About the product

Distinguished Service Medal


Distinguished Service Medal, GV, African General Service Medal, EVII, bar Somaliland 1902-04, British War Medal and Marine Society Reward of Merit, 208778 Petty Officer C.J. Colbran, Royal Navy, a veteran Seaman…

In stock

Origin: United Kingdom
Nearly Extremely Fine


Distinguished Service Medal, GV, African General Service Medal, EVII, bar Somaliland 1902-04, British War Medal and Marine Society Reward of Merit, 208778 Petty Officer C.J. Colbran, Royal Navy, a veteran Seaman serving as a Submariner on H.M. Sub H5 earning the DSM for the sinking of U-51 on 14th July 1916 and was killed in the tragic sinking of H5 whilst patrolling the Irish Sea by British Merchant ship SS Ruthlerglen who believed them to be a German U-Boat on 2nd March 1918, the accident being officially ‘covered up’ by the Navy.


Distinguished Service Medal impressed: “208778 C.J. Colbran Ldg Sea. H.M. Sub 14 July 1916.”
Africa General Service Medal impressed: “C.J. Colbran, A.B., HMS Pomone.”
BWM impressed: “208778 C.J. Colbran P.O. R.N.”
Reward of Merit engraved: “Charles Colbran 16th March 1905.” At this time he was serving on HMS Excellent


Charles John Colbran was born on 30th December 1884 in Ore, Sussex to Thomas William and Mary Jane.


He grew up working as a “Seaboy” and enlisted with the Royal Navy on 1st March 1900, aged 15 on HMS Impregnable.


On 26th September 1901 he joined HMS Pomone as Boy 1st Class and earned his first medal during his service in Somaliland, serving on the ship until 24th August 1904.
He saw continuous sea service until WW1, beginning the war with HMS Eclipse from 1st August 1914 to 6th March 1915.
After a short period on HMS Vivid I and HMS Vernon and HMS Dolphin until 21st October 1915.
He was suddenly posted to HMS Alecto and then the newly built submarine H5 on 22nd October 1915.
On 20th January 1916 this career Able Seaman finally was promoted to Leading Seaman onboard H.M. Submarine H.5.
Being promoted again to Petty Officer on 1st October 1917.
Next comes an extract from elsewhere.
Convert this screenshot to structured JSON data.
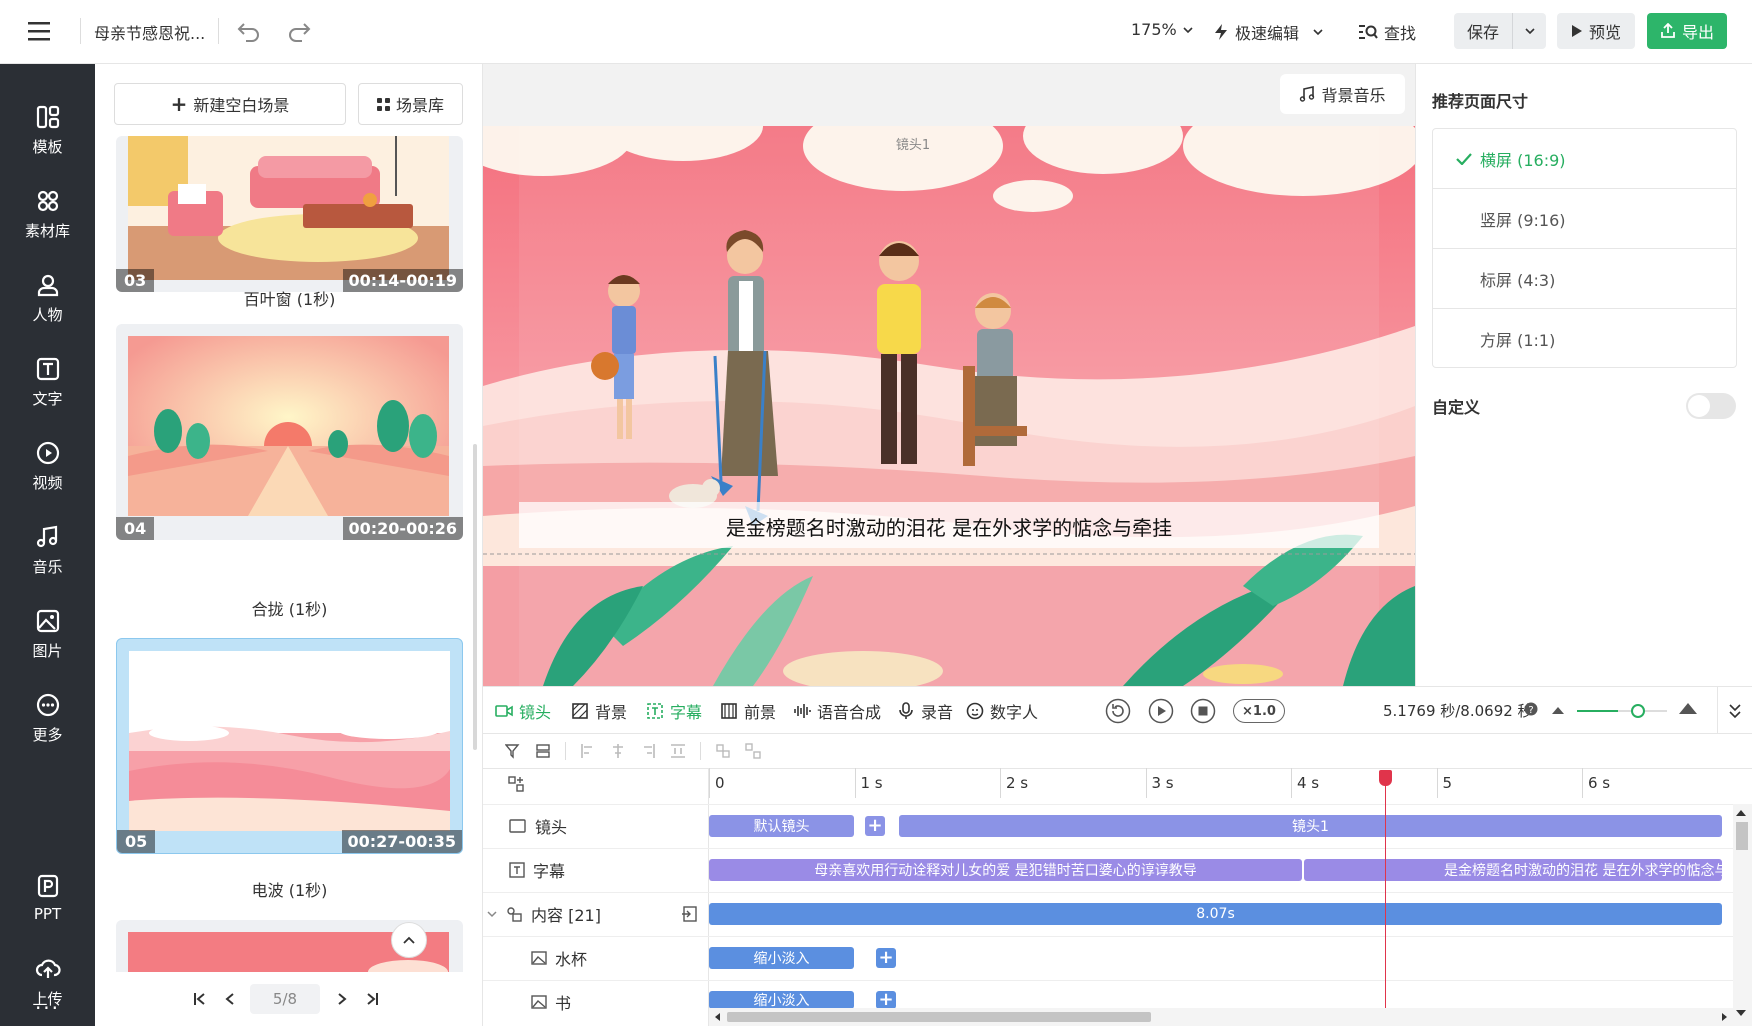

The submarine designated H5 was one of 20 US H-4 design submarined contracted by Electric Boat to be built at the Canadian Vickers Shipyard near Montreal after the American Government had threatened to take Electric Boat to court for violation of American Neutrality laws over original plans to build them in the U.S.
Winston Churchill appreciated that secretly adding 20 submarines to the Royal Navy in under six months would be a military coup for Britain and the project was kept top secret without the actual consent or knowledge of Ottawa.


H5 was launched in June 1915 under the command of Cromwell H. Varley, Royal Navy. Their existence was so top secret that during their operations around the Irish seas that the commonly seen Merchant Marine ships and Convoy Escort Ships were not even told they were operating in the area, which would lead to the untimely sinking of H5 by 1918.
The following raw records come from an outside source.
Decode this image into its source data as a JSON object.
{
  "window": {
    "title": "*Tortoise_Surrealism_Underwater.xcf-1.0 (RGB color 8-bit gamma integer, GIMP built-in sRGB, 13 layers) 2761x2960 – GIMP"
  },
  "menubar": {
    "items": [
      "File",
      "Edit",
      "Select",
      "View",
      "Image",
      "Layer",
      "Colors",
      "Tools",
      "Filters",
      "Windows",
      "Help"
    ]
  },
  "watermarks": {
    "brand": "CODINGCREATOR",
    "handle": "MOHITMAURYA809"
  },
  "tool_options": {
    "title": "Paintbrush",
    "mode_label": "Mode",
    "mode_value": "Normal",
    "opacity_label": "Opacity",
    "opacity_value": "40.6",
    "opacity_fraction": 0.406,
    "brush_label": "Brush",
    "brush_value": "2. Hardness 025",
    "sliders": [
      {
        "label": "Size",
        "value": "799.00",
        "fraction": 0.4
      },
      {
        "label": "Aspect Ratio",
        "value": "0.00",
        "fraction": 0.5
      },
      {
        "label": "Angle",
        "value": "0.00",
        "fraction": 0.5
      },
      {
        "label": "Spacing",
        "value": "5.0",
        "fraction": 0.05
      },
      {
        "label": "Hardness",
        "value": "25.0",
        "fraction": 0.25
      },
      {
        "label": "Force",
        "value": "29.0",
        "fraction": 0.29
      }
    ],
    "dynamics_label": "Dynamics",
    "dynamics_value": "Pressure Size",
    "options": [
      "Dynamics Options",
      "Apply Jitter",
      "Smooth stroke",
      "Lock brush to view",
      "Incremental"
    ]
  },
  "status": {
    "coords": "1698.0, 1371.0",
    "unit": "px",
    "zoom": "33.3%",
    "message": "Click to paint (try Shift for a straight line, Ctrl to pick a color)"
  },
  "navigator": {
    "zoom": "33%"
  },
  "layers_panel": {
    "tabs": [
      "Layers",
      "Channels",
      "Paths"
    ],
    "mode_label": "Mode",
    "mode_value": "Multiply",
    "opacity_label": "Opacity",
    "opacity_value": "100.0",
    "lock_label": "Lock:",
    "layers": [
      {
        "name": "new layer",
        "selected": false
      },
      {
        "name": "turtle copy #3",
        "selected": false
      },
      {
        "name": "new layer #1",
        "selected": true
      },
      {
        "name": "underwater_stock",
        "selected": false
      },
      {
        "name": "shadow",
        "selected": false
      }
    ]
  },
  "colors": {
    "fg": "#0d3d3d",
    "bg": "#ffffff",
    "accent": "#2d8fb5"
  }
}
The crew only had a complement of 2 officers and 20 ratings, they gained renown when they sank the German U-Boat U51 by Torpedo on 14th July 1916, in the Ems Estuary.


Iconically on returning victorious a photo was taken of the sub flying their Skull and Crossbones “Jolly Roger” Flag, it was not the first time a British sub has flown the Jolly Roger, but the first time to be captured by Photograph. According to the RN Submarine Museum.
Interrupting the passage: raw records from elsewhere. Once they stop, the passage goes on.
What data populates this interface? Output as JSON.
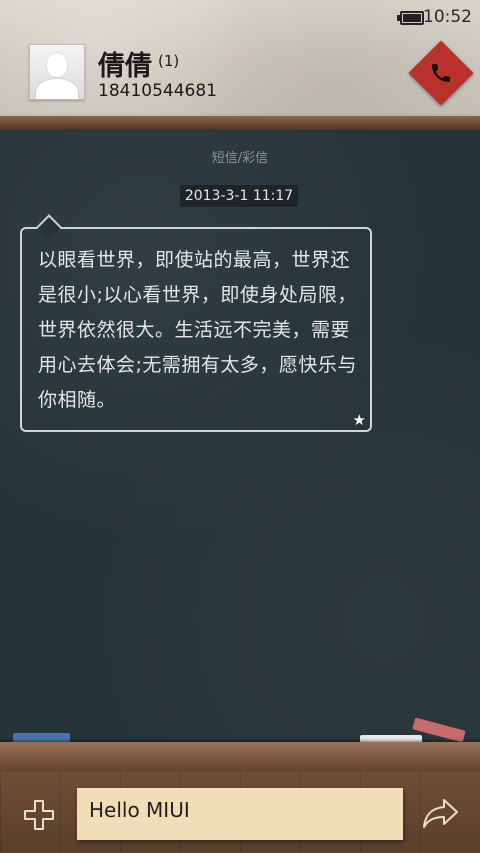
{
  "status": {
    "time": "10:52"
  },
  "contact": {
    "name": "倩倩",
    "count": "(1)",
    "phone": "18410544681"
  },
  "thread": {
    "type_label": "短信/彩信",
    "date": "2013-3-1 11:17",
    "messages": [
      {
        "text": "以眼看世界，即使站的最高，世界还是很小;以心看世界，即使身处局限，世界依然很大。生活远不完美，需要用心去体会;无需拥有太多，愿快乐与你相随。",
        "starred": true
      }
    ]
  },
  "composer": {
    "text": "Hello MIUI"
  },
  "colors": {
    "call_button": "#b8312c",
    "board": "#263338",
    "note_paper": "#f1ddb8"
  }
}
For their victory Charles Colbran was awarded the Distinguished Service Medal in the London Gazette of 5th September 1916


Upon their sinking in 1918, all hands were lost, 27 men in total, amongst them the Captain A.W. Forbes held a D.S.O., E.F.W. Childs on attachment from the US Navy and winner of the Navy Cross became the first American submariner to be killed.
Of the 23 men who were not officers, 5 of them had earned the Distinguished Service Medal.


On the eventful day of 2nd March 1918, HMS H5 was patrolling the Irish Sea on a surface patrol when it was rammed accidentally by Merchantment S.S. Rutherglen. They believed they had sank a U-Boat and heard cries in the water and a strong smell of petrol.


The British Admiralty ordered SS Rutherglen to leave the scene and gave them a bounty for “sinking a German U-Boat” they were never told what they had done.


No one knew about the true demise of H5 until 50 years later, Petty Officer Colbran had drowned to death in the sunken submarine and all anyone was told was he “lost his life on duty.”


Submarine H5 with all its crew are still at the bottom of Caernarfon Bay.